The Land; Wampanoag Sachem Massasoit
Featured Image: Chief Wampanoag meets the English Settlers 1621
The Puritan Pilgrims at Plymouth (1620) had considerable early admiration for the local Wampanoag people and had an understanding that these friendly and cultivated natives – who were decidedly helpful to the nervous strangers now in their midst – had a particular reverence for land they had clearly been using for a very long time, and with evident sophistication for agriculture.
“Massasoit, the great sachem of the tribe, described their feeling for the land beneath their feet. The land, he declared, was ‘our mother’, nourishing all her children, beast, birds, fish and all men; the woods, the streams, everything on it belongs to everybody and is for the use of all. How can one man say it belongs to him?” ‘Land’; How the Hunger for Ownership Shaped the World; Simon Winchester; William Collins 2021; pp 129 – 130
Massasoit, (born c. 1590, near present Bristol, Rhode Island, U.S.—died 1661, near Bristol), Wampanoag Indian chief who throughout his life maintained peaceful relations with English settlers in the area of the Plymouth Colony, Massachusetts.
Massasoit was the grand sachem (intertribal chief) of all the Wampanoag Indians, who inhabited parts of present Massachusetts and Rhode Island, particularly the coastal regions. In March 1621—several months after the landing of the Mayflower at Plymouth—Massasoit journeyed to the colony with his colleague Samoset, who had already made friendly overtures to the Pilgrims there. Convinced of the value of a thriving trade with the newcomers, Massasoit set out to ensure peaceful accord between the races—a peace that lasted as long as he lived. In addition, he and his fellow Indians shared techniques of planting, fishing, and cooking that were essential to the settlers’ survival in the wilderness. When Massasoit became dangerously ill in the winter of 1623, he was nursed back to health by the grateful Pilgrims.

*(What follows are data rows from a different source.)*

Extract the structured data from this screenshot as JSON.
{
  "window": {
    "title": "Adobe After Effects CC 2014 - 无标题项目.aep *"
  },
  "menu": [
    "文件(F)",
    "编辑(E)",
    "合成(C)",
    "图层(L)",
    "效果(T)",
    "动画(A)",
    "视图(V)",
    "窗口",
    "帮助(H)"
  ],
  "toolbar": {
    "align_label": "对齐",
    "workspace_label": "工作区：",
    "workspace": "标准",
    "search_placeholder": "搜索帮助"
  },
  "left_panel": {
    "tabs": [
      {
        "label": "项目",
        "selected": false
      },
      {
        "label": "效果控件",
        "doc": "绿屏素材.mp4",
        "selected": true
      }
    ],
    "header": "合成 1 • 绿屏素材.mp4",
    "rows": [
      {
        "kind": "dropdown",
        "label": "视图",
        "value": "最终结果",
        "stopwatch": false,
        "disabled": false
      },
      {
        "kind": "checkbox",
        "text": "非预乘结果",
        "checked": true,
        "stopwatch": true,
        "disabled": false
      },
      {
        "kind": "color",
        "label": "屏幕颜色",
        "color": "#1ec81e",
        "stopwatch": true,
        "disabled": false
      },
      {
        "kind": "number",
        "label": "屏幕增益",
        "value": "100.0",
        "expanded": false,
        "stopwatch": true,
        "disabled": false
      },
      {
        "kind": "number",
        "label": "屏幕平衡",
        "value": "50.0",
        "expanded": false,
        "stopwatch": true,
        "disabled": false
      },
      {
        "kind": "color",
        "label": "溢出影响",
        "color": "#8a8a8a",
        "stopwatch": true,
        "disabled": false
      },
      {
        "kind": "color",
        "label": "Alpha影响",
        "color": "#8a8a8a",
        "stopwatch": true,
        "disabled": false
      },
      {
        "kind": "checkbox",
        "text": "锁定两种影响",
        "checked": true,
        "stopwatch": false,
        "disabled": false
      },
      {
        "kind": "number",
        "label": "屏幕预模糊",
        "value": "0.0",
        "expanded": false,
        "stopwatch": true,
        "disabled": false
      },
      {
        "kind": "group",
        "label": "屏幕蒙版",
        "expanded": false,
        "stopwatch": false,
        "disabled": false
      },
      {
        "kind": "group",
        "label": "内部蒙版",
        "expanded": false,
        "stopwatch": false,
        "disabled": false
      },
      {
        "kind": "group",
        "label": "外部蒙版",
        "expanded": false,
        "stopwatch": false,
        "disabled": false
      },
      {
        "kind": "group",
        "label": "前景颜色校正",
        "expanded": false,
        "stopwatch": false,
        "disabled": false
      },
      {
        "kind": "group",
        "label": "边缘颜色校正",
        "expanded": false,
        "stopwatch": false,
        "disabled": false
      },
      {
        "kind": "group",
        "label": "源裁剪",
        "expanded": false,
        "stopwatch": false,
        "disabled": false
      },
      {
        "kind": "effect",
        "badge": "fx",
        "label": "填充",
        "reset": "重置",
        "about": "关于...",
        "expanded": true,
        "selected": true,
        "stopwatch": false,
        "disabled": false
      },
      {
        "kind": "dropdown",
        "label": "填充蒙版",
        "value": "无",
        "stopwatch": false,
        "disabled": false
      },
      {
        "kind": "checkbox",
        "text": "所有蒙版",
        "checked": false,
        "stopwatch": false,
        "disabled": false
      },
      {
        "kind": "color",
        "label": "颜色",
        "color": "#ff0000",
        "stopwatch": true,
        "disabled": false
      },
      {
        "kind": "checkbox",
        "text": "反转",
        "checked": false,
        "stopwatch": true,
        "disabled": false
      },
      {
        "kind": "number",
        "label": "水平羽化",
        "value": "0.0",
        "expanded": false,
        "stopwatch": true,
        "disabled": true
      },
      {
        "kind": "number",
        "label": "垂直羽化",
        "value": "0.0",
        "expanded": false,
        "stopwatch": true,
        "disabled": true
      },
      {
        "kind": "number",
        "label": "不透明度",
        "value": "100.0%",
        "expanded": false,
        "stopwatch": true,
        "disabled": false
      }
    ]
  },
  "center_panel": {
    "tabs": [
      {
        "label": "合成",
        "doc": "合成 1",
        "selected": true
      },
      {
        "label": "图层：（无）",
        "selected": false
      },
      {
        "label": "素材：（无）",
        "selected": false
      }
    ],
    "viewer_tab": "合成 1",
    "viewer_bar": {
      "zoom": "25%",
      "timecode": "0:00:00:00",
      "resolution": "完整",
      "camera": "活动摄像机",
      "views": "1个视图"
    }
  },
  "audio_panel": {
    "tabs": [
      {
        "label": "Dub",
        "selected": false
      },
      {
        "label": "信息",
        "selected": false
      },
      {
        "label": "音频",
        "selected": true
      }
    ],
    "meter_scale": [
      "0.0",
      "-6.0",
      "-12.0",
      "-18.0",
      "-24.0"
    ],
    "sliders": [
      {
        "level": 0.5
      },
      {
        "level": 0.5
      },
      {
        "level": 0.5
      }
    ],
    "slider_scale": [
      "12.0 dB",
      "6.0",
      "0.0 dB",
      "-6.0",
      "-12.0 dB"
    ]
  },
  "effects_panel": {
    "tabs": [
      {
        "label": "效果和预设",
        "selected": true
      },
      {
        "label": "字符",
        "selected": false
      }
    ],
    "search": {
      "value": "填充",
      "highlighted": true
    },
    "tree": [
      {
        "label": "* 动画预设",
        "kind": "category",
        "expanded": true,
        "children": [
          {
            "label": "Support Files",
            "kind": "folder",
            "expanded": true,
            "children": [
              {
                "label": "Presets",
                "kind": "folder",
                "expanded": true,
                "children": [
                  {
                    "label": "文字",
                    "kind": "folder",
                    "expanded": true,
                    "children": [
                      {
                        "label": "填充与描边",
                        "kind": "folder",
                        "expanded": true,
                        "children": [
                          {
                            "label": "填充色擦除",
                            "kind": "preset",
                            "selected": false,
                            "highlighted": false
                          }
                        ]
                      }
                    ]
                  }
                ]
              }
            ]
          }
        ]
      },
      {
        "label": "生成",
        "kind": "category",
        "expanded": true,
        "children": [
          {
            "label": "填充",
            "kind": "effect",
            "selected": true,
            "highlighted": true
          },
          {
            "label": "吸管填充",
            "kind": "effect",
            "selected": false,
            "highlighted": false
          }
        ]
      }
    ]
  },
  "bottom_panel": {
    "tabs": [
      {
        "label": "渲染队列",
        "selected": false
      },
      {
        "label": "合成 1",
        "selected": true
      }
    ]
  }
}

The colonial leader, Governor Edward Winslow, was said to have travelled several miles through the snow to deliver nourishing broth to the chief.
Massasoit was able to keep the peace for many decades, but new waves of land-hungry Europeans created tension as the Indians’ native land was steadily taken over by the whites. When he died, goodwill gradually dissolved, culminating in the bloody King Philip’s War (1675), led by Massasoit’s second son.
‘On Wisdom, Down Under’
‘Land’; How the Hunger for Ownership Shaped the World; Simon Winchester; William Collins 2021; pp 244 – 245
In late November 2018, a group of aboriginal fire crew members were found conduction a traditional coldfire burn close to a country town even farther south of Sydney. A few days beforehand this community had suffered horribly from a disastrous blaze which had torn through three thousand acres and destroyed more than a hundred houses. But where the indigenous teams were working, five miles away, teams were patiently using their ancient techniques on a stretch of unburned gum-tree woodlands, setting small fires here and there to clear away the underbrush, smearing the fire into the underbrush, stamping out the flames if they ever became too intense, and doing so with amazing Zen-like calm. No shouting, no panic, no heavy machinery. Just a shaggy-bark firelighter and a sense of casual purpose, each member of the team seemingly working at one with the woodlands, at one with Nature.
One young aboriginal firefighter, George Aldridge, spoke almost lovingly of the surrounding landscape as he applied his torch to patches of grass here and there, watching the flames grow and then die away, after which he would sift through the warm black soil left behind and imagine how soon fresh grasses would grow back.
‘I love land management and looking after my land’, he said, kneeling among the wisps of fresh and fragrant blue smoke. ‘The land is my mother, our mother, and she looks after us, and so it is only right that we should look after her.’
Except that all too often, we do anything but.